Are you over 18?
There are authors who were published when they were 13, but it is worth noting that in every case, it was their sixth or seventh completed manuscript. It is not impossible for middle or high school students to write at a publishable level; but it is uncommon for them to have had the time in their short lives to invest the 10,000 hours required (see above). If this is your first novel or collection, I would recommend against self-publishing without first obtaining an objective appraisal—that is, not just your Mom, teacher or friends. If you do choose to self-publish, consider using a pseudonym to protect your brand for the future. Note that you will improve as you grow more experienced—it would be a sad commentary if you didn't get better as you continue to refine your craft—so while you may well look back on your first book fondly as you grow into a writing career, you may still wish to distinguish between your early pre-18 works, and your later works by using different pen names. (You can always reveal your initial pen name later, just as Stephen King had his early Bachman works reprinted with "Stephen King writing as Bachman" emblazoned on the cover.)

Has it been professionally proofread?
All but the worst publishers provide some editorial support, so as a self-publisher it is your responsibility to hire the equivalent services so that you can put out an equivalent (or better) product. The bare minimum is that you have had the book proofread. I would highly recommend hiring a professional proofreader, as proofreading is an extremely demanding skill, but if you cannot afford a professional proofreader, recruiting an army of grammatically knowledgeable friends would at least be a step in the right direction. Without effective proofreading, your book will inevitably be filled with typographical, spelling, grammatical and consistency errors that will distract and annoy even your most devoted fans. Further, any reviewer confronted with multiple proofing lapses will either put your book down and move onto a more professionally published work, or at a minimum, make appropriately scathing remarks regarding quality control. (Note that SFeditor.ca does not provide proofreading services.)

Serious consideration should also be given to copy editing, as proofreaders will not attempt to identify and reword awkward or unclear passages.

Has the book been professionally designed?
Again, cover art and book design are services provided by traditional publishers, and are now your responsibility. Reviewers, like publishers, have more books to review than they can reasonably cover, so bad cover art or (more subtlety) bad design will ensure that your book won't even be picked up off the stack. Many readers can tell at a glance—often without quite knowing how—which books have been published by a regular press, and which are self-published. Most will not lift a self-published novel or collection off the bookstore shelf, having been burnt by amateur productions in the past. Proper design is essential to long-term success in the market place. (Note that SFeditor.ca does not provide design services.)
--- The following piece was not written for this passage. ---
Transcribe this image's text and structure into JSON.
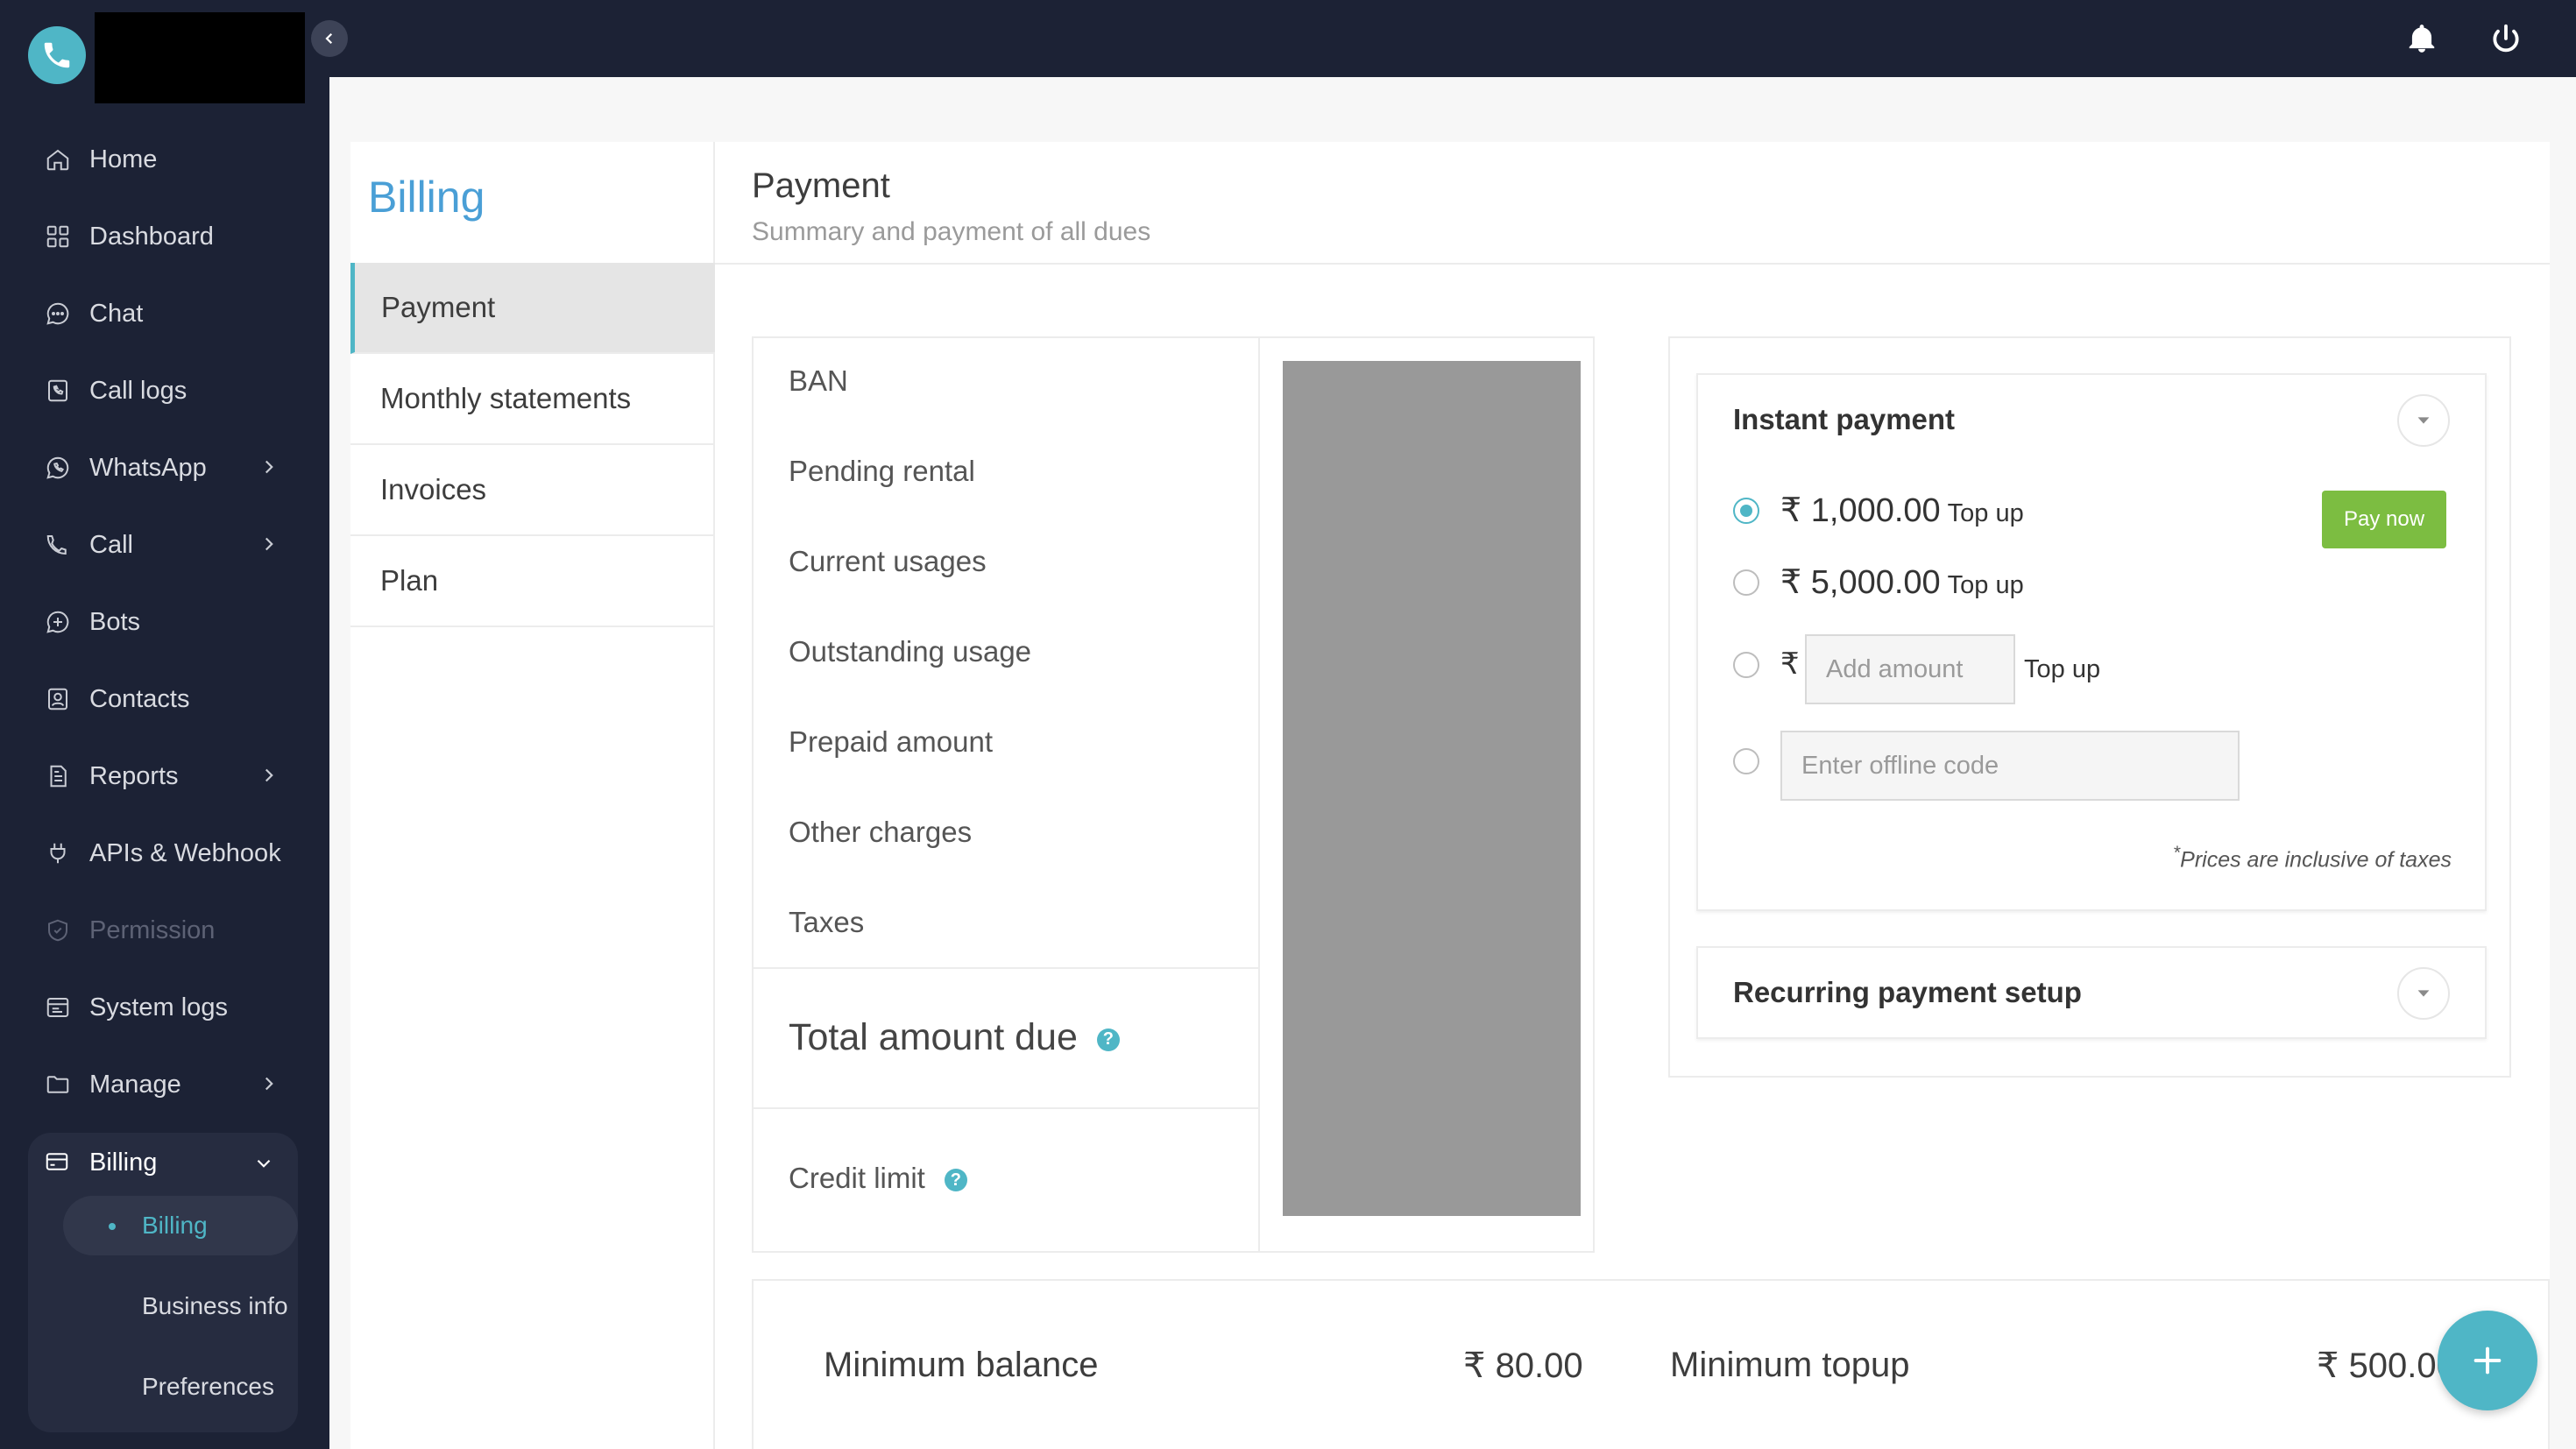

Were you intending to sell to the public?
Notwithstanding any of the above, you may just like the idea of having a copy of your manuscript as a book. Self-publishing a very limited number of copies to give to friends and relatives is perfectly reasonable. If you have no commercial ambitions, then there is less need to be concerned about meeting any of the above critera.


Last updated Aug 2015.